[[ PROVIDED INFORMATION, beginning ]]

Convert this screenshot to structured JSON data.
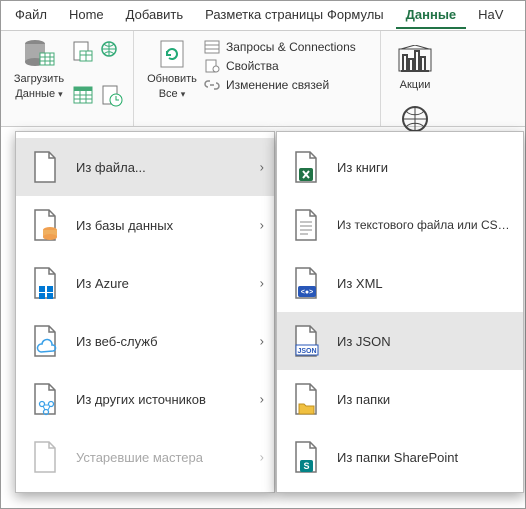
{
  "tabs": {
    "file": "Файл",
    "home": "Home",
    "insert": "Добавить",
    "layout": "Разметка страницы",
    "formulas": "Формулы",
    "data": "Данные",
    "view_cut": "НаV"
  },
  "ribbon": {
    "get_data_line1": "Загрузить",
    "get_data_line2": "Данные",
    "refresh_line1": "Обновить",
    "refresh_line2": "Все",
    "queries": "Запросы & Connections",
    "properties": "Свойства",
    "edit_links": "Изменение связей",
    "stocks": "Акции",
    "geo_cut": "Geo"
  },
  "menu1": {
    "from_file": "Из файла...",
    "from_db": "Из базы данных",
    "from_azure": "Из Azure",
    "from_web": "Из веб-служб",
    "from_other": "Из других источников",
    "legacy": "Устаревшие мастера"
  },
  "menu2": {
    "from_workbook": "Из книги",
    "from_text_csv": "Из текстового файла или CSV-файла",
    "from_xml": "Из XML",
    "from_json": "Из JSON",
    "from_folder": "Из папки",
    "from_sharepoint": "Из папки SharePoint",
    "json_badge": "JSON"
  },
  "colors": {
    "excel_green": "#217346",
    "hover_gray": "#e6e6e6"
  }
}
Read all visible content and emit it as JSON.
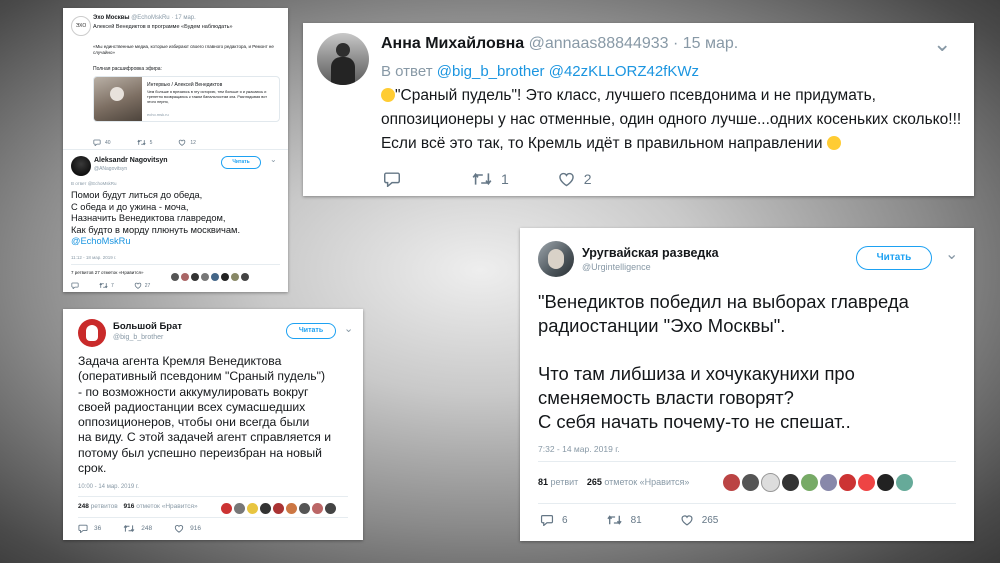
{
  "card1": {
    "name": "Эхо Москвы",
    "handle": "@EchoMskRu",
    "date": "· 17 мар.",
    "text": "Алексей Венедиктов в программе «Будем наблюдать»",
    "quote": "«Мы единственные медиа, которые избирают своего главного редактора, и Ремонт не случайно»",
    "read_more": "Полная расшифровка эфира:",
    "preview_title": "Интервью / Алексей Венедиктов",
    "preview_text": "Чем больше я врезаюсь в эту историю, тем больше я и ужасаюсь и трепетно возвращаюсь к таким банальностям зла. Разглядывая вот этого перня,",
    "preview_domain": "echo.msk.ru",
    "replies": "40",
    "retweets": "5",
    "likes": "12"
  },
  "card1b": {
    "name": "Aleksandr Nagovitsyn",
    "handle": "@ANagovitsyn",
    "follow": "Читать",
    "reply_to": "В ответ @EchoMskRu",
    "lines": [
      "Помои будут литься до обеда,",
      "С обеда и до ужина - моча,",
      "Назначить Венедиктова главредом,",
      "Как будто в морду плюнуть москвичам."
    ],
    "mention": "@EchoMskRu",
    "time": "11:12 - 18 мар. 2019 г.",
    "stats": "7 ретвитов  27 отметок «Нравится»",
    "replies": "",
    "retweets": "7",
    "likes": "27"
  },
  "card2": {
    "name": "Анна Михайловна",
    "handle": "@annaas88844933",
    "date": "· 15 мар.",
    "reply_label": "В ответ",
    "reply_users": "@big_b_brother @42zKLLORZ42fKWz",
    "text1": "\"Сраный пудель\"! Это класс, лучшего псевдонима и не придумать,",
    "text2": "оппозиционеры у нас отменные, один одного лучше...одних косеньких сколько!!!",
    "text3": "Если всё это так, то Кремль идёт в правильном направлении",
    "retweets": "1",
    "likes": "2"
  },
  "card3": {
    "name": "Большой Брат",
    "handle": "@big_b_brother",
    "follow": "Читать",
    "text": [
      "Задача агента Кремля Венедиктова",
      "(оперативный псевдоним \"Сраный пудель\")",
      "- по возможности аккумулировать вокруг",
      "своей радиостанции всех сумасшедших",
      "оппозиционеров, чтобы они всегда были",
      "на виду. С этой задачей агент справляется и",
      "потому был успешно переизбран на новый",
      "срок."
    ],
    "time": "10:00 - 14 мар. 2019 г.",
    "retweets_n": "248",
    "retweets_label": "ретвитов",
    "likes_n": "916",
    "likes_label": "отметок «Нравится»",
    "replies": "36",
    "retweets": "248",
    "likes": "916"
  },
  "card4": {
    "name": "Уругвайская разведка",
    "handle": "@Urgintelligence",
    "follow": "Читать",
    "text": [
      "\"Венедиктов победил на выборах главреда",
      "радиостанции \"Эхо Москвы\".",
      "",
      "Что там либшиза и хочукакунихи про",
      "сменяемость власти говорят?",
      "С себя начать почему-то не спешат.."
    ],
    "time": "7:32 - 14 мар. 2019 г.",
    "retweets_n": "81",
    "retweets_label": "ретвит",
    "likes_n": "265",
    "likes_label": "отметок «Нравится»",
    "replies": "6",
    "retweets": "81",
    "likes": "265"
  },
  "colors": {
    "accent": "#1da1f2",
    "link": "#1b95e0",
    "muted": "#8899a6"
  },
  "icons": [
    "reply-icon",
    "retweet-icon",
    "heart-icon",
    "chevron-down-icon",
    "emoji-icon"
  ]
}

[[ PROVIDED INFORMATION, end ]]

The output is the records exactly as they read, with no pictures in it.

Convert this screenshot to structured JSON data.
{
  "tabs": {
    "file": "Файл",
    "home": "Home",
    "insert": "Добавить",
    "layout": "Разметка страницы",
    "formulas": "Формулы",
    "data": "Данные",
    "view_cut": "НаV"
  },
  "ribbon": {
    "get_data_line1": "Загрузить",
    "get_data_line2": "Данные",
    "refresh_line1": "Обновить",
    "refresh_line2": "Все",
    "queries": "Запросы & Connections",
    "properties": "Свойства",
    "edit_links": "Изменение связей",
    "stocks": "Акции",
    "geo_cut": "Geo"
  },
  "menu1": {
    "from_file": "Из файла...",
    "from_db": "Из базы данных",
    "from_azure": "Из Azure",
    "from_web": "Из веб-служб",
    "from_other": "Из других источников",
    "legacy": "Устаревшие мастера"
  },
  "menu2": {
    "from_workbook": "Из книги",
    "from_text_csv": "Из текстового файла или CSV-файла",
    "from_xml": "Из XML",
    "from_json": "Из JSON",
    "from_folder": "Из папки",
    "from_sharepoint": "Из папки SharePoint",
    "json_badge": "JSON"
  },
  "colors": {
    "excel_green": "#217346",
    "hover_gray": "#e6e6e6"
  }
}
Read all visible content and emit it as JSON.
{
  "card1": {
    "name": "Эхо Москвы",
    "handle": "@EchoMskRu",
    "date": "· 17 мар.",
    "text": "Алексей Венедиктов в программе «Будем наблюдать»",
    "quote": "«Мы единственные медиа, которые избирают своего главного редактора, и Ремонт не случайно»",
    "read_more": "Полная расшифровка эфира:",
    "preview_title": "Интервью / Алексей Венедиктов",
    "preview_text": "Чем больше я врезаюсь в эту историю, тем больше я и ужасаюсь и трепетно возвращаюсь к таким банальностям зла. Разглядывая вот этого перня,",
    "preview_domain": "echo.msk.ru",
    "replies": "40",
    "retweets": "5",
    "likes": "12"
  },
  "card1b": {
    "name": "Aleksandr Nagovitsyn",
    "handle": "@ANagovitsyn",
    "follow": "Читать",
    "reply_to": "В ответ @EchoMskRu",
    "lines": [
      "Помои будут литься до обеда,",
      "С обеда и до ужина - моча,",
      "Назначить Венедиктова главредом,",
      "Как будто в морду плюнуть москвичам."
    ],
    "mention": "@EchoMskRu",
    "time": "11:12 - 18 мар. 2019 г.",
    "stats": "7 ретвитов  27 отметок «Нравится»",
    "replies": "",
    "retweets": "7",
    "likes": "27"
  },
  "card2": {
    "name": "Анна Михайловна",
    "handle": "@annaas88844933",
    "date": "· 15 мар.",
    "reply_label": "В ответ",
    "reply_users": "@big_b_brother @42zKLLORZ42fKWz",
    "text1": "\"Сраный пудель\"! Это класс, лучшего псевдонима и не придумать,",
    "text2": "оппозиционеры у нас отменные, один одного лучше...одних косеньких сколько!!!",
    "text3": "Если всё это так, то Кремль идёт в правильном направлении",
    "retweets": "1",
    "likes": "2"
  },
  "card3": {
    "name": "Большой Брат",
    "handle": "@big_b_brother",
    "follow": "Читать",
    "text": [
      "Задача агента Кремля Венедиктова",
      "(оперативный псевдоним \"Сраный пудель\")",
      "- по возможности аккумулировать вокруг",
      "своей радиостанции всех сумасшедших",
      "оппозиционеров, чтобы они всегда были",
      "на виду. С этой задачей агент справляется и",
      "потому был успешно переизбран на новый",
      "срок."
    ],
    "time": "10:00 - 14 мар. 2019 г.",
    "retweets_n": "248",
    "retweets_label": "ретвитов",
    "likes_n": "916",
    "likes_label": "отметок «Нравится»",
    "replies": "36",
    "retweets": "248",
    "likes": "916"
  },
  "card4": {
    "name": "Уругвайская разведка",
    "handle": "@Urgintelligence",
    "follow": "Читать",
    "text": [
      "\"Венедиктов победил на выборах главреда",
      "радиостанции \"Эхо Москвы\".",
      "",
      "Что там либшиза и хочукакунихи про",
      "сменяемость власти говорят?",
      "С себя начать почему-то не спешат.."
    ],
    "time": "7:32 - 14 мар. 2019 г.",
    "retweets_n": "81",
    "retweets_label": "ретвит",
    "likes_n": "265",
    "likes_label": "отметок «Нравится»",
    "replies": "6",
    "retweets": "81",
    "likes": "265"
  },
  "colors": {
    "accent": "#1da1f2",
    "link": "#1b95e0",
    "muted": "#8899a6"
  },
  "icons": [
    "reply-icon",
    "retweet-icon",
    "heart-icon",
    "chevron-down-icon",
    "emoji-icon"
  ]
}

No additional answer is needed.